That’s Sheila. She’s soft as butter. Absolutely adores everybody. She’ll either work for a ball or a brick—she absolutely loves bricks, she’ll dig up bricks, so if you want her to dig, just bury a brick and she’ll dig there forever. God knows why, but that’s her passion. She was a rescue dog—she was dumped outside Battersea Dog’s Home with two puppies. One of the keepers kept the surviving puppy, and then they put her up for homing, and we were lucky enough to take her on. She’s absolutely a dog in a million. Really, really wonderful.
Several cast members have also raved about a dog named Frankie…
Frankie, my sausage. Frankie is actually curled up on my knee right now—he’s very rarely off somebody’s knee! Frankie’s a little dachshund. He was given to me by a friend. I’ve had dachsys most of my life and I’d just gone through a dachsy-free stage and I said to a friend of mine how much I really miss them. “I’m not coping without my dachsy!” So he brought one over from the Czech Republic and I ended up with one at eight months old. Like Derek, he’s just a lovely, lovely little dog. He just fits in with everything and he’s super to train—he’s very clever. He’s been an absolute delight to have. He’s a perfect lap dog.
Are there any animals (besides horses) that are more popular in period drama?
Chickens and geese, because pretty much everybody used to keep them for their eggs and their meat, so there were an awful lot of chickens and geese. They were in the people’s gardens, they’re on small holdings, they’re wandering the streets, they’re in market scenes. So of course, we have them up there.
What animal might it surprise us viewers to learn is a great actor?
Rats. Rats and pigs, they’re very, very clever.
Are there any animals that you wouldn’t want to work with, even if they were requested?

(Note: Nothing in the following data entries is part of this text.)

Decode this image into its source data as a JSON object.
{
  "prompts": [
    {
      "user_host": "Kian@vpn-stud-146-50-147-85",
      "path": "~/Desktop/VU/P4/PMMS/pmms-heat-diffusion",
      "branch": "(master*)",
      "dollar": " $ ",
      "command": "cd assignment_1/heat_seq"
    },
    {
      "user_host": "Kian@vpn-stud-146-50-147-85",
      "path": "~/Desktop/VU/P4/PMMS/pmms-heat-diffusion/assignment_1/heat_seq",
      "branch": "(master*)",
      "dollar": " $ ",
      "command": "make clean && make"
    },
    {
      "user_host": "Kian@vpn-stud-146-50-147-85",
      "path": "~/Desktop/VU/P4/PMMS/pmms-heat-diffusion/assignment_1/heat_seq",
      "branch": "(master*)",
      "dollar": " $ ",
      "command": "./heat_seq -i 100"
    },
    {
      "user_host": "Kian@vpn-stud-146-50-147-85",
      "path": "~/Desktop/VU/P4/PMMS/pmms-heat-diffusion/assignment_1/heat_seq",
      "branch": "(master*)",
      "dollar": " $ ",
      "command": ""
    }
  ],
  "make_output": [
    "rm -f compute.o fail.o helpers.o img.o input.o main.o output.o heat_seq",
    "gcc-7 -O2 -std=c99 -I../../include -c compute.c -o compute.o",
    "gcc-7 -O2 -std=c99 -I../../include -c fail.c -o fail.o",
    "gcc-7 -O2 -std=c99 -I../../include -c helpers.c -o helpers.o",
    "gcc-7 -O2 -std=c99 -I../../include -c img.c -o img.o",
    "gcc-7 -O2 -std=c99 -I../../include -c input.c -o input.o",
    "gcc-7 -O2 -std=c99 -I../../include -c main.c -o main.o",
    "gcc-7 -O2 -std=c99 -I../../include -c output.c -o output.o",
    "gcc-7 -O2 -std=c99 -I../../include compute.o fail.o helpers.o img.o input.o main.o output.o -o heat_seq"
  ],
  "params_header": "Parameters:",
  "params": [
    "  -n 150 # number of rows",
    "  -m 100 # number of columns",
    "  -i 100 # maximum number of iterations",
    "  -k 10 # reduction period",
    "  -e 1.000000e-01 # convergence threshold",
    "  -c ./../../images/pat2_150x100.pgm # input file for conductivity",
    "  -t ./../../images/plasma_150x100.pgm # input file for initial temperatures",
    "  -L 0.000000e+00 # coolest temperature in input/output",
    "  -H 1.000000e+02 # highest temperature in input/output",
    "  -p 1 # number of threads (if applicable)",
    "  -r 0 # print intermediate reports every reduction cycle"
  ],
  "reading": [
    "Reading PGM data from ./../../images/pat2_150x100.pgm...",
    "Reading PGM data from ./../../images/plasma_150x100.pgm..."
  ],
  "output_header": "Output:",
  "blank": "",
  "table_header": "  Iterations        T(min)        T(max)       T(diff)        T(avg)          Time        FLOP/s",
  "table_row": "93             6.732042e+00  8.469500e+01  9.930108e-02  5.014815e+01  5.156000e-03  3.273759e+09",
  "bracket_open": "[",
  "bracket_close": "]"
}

Squirrels. I don’t have a good relationship with squirrels. It’s probably one of the only animals that have ever bitten me. They’re very fast, and they’re so unpredictable. They’re just hard work. I don’t want to take them on. Let somebody else do it.
How did you get into this business?
Years ago I used to run a dog training school, and there was a local agent who phoned up and said, “Could you train a dog to bite a postman?” They were doing an ad campaign about dogs biting postmen and they actually wanted to put postman being bitten on their poster! So I had a little border collie that used to do a lot of man work, and I trained it to just nip the end of the trouser leg and pull. I did that, and then we had to do a reshoot, and then they asked me to go on and do a feature film. The first one I did was with Mel Gibson, The Bounty. Then Legend, with Tom Cruise. That was 38 years ago, and I’ve just carried on ever since.
You just fell in love with the work?
It was a passion for the animals. I just love working with them. I don’t know where it came from—we weren’t even allowed a goldfish when I was young, we had no animals. My father didn’t like them, was scared of them, didn’t understand them. So that was it. I didn’t have connection with them until I left home.
That’s a hopeful message, I think, for people who aren’t allowed animals in their youth: that anything is possible. Did you have a relationship with James Herriot’s books? Did you read them when you were young?
Oh yeah, I read all of them. And I used to watch the original series. Fantastic series, but I think ours is better.
Is there anything that you’ve learned in the spirit of James Herriot, from your work on the show? Or was his way of treating animals already incorporated into your worldview?
It’s already been incorporated. The thing I have learned from doing the series was how to move cows around Yorkshire! That was quite daunting.